Exercise inputs =
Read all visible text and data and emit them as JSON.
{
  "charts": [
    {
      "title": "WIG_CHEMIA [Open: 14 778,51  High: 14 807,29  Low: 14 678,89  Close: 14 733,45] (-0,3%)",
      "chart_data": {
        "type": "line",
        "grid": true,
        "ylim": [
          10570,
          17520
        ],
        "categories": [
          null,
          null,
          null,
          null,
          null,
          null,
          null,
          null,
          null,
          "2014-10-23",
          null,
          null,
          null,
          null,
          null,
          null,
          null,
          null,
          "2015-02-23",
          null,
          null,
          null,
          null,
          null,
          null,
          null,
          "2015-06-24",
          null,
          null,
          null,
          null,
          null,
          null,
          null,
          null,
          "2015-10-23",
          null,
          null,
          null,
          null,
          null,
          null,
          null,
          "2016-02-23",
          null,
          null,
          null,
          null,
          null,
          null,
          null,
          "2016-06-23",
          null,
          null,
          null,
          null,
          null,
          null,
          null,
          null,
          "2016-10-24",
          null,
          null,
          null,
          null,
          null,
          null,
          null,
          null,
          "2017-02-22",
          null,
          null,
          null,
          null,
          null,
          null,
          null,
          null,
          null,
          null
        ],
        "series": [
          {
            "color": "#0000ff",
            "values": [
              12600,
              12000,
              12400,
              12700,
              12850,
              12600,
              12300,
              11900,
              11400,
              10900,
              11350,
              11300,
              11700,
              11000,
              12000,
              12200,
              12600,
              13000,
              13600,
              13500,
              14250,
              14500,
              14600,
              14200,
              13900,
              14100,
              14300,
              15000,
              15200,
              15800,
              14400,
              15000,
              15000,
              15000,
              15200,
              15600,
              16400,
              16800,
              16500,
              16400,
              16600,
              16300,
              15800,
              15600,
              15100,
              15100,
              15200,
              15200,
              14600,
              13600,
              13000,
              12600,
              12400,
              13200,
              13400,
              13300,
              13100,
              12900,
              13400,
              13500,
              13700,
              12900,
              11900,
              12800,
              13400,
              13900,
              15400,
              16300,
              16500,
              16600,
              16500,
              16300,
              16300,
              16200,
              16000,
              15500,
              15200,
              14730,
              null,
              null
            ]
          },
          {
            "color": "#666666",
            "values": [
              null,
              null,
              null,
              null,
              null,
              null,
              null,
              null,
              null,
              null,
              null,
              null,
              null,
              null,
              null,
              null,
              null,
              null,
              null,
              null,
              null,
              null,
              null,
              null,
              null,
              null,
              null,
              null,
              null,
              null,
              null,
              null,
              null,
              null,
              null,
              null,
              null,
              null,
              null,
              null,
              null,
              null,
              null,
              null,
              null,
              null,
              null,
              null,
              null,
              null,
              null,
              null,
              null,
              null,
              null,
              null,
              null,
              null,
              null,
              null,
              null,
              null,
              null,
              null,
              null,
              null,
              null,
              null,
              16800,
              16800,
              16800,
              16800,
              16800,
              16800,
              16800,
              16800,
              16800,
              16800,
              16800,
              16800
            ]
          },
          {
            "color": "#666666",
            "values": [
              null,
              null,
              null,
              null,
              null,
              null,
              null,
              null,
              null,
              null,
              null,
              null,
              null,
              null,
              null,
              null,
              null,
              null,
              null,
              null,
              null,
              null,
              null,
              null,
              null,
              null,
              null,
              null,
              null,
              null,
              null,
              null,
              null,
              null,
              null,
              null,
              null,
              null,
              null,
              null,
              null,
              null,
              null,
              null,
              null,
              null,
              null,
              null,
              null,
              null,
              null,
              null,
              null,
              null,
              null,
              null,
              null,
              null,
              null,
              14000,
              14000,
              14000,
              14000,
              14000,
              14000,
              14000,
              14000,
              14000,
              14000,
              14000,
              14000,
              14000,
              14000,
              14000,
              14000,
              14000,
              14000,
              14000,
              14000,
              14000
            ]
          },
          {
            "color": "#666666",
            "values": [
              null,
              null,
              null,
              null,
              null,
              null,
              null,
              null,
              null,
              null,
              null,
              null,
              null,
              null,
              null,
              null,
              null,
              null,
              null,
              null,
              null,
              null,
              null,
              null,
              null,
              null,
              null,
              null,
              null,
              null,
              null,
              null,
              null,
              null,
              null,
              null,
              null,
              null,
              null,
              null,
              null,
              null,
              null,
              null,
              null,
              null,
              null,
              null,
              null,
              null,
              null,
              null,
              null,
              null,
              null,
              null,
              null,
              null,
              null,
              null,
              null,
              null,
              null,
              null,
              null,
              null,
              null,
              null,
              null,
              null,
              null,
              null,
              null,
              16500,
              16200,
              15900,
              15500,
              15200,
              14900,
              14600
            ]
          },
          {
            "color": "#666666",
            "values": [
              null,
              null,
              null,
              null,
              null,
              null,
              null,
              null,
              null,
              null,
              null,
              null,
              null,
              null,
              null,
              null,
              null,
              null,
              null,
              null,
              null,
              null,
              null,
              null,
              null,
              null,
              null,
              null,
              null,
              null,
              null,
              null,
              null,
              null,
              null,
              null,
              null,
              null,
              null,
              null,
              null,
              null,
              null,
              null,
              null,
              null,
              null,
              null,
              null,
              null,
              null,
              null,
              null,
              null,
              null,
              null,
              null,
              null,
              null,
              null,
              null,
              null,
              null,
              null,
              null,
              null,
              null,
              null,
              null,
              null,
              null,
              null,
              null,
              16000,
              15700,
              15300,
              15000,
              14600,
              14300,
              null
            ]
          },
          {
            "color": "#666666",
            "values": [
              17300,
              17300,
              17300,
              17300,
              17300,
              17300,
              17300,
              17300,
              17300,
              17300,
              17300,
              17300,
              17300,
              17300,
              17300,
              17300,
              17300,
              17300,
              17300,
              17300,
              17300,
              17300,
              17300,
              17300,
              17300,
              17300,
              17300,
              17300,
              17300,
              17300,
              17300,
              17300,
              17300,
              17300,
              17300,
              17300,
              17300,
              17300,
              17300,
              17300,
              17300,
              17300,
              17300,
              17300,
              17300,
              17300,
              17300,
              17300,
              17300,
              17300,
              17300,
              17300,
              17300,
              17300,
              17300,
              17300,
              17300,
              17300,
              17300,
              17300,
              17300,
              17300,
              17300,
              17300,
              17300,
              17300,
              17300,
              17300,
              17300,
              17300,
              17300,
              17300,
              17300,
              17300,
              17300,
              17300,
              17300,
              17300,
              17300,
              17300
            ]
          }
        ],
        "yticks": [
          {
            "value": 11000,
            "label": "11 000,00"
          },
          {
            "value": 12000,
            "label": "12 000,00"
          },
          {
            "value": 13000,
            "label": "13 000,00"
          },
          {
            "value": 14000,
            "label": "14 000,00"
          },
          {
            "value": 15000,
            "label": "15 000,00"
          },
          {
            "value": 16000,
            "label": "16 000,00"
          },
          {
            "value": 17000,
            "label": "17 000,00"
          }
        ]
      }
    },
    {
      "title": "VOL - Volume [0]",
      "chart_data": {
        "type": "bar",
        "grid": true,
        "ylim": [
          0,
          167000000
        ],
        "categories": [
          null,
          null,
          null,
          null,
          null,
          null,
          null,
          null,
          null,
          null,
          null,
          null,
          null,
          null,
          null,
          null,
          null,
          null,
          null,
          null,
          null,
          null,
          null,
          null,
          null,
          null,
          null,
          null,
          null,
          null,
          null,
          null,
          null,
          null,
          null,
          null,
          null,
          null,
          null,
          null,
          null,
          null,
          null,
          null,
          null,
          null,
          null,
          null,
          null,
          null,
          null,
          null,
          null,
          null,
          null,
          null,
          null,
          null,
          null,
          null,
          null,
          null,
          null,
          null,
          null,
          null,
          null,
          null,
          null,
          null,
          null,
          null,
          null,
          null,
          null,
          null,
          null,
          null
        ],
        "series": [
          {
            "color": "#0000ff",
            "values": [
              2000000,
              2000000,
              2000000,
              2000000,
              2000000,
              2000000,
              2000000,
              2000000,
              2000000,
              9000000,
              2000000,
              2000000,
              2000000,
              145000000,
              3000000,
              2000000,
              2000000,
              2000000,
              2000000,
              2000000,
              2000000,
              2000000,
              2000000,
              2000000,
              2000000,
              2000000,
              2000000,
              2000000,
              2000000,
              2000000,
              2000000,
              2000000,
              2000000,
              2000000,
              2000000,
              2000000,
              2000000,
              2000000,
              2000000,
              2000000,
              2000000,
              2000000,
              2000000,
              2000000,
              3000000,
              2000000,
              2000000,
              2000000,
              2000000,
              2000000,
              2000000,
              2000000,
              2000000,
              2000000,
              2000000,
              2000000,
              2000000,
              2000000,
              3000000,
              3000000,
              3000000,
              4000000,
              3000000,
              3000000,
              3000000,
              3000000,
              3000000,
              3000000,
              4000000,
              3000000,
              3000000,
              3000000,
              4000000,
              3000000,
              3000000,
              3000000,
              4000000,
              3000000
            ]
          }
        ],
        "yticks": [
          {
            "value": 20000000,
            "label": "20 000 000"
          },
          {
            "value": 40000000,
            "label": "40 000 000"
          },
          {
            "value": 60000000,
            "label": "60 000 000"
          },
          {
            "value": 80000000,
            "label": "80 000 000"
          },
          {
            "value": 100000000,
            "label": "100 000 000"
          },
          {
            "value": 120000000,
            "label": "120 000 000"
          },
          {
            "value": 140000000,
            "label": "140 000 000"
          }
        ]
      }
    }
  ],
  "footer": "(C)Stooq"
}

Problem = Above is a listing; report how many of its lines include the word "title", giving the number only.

Problem solution = 2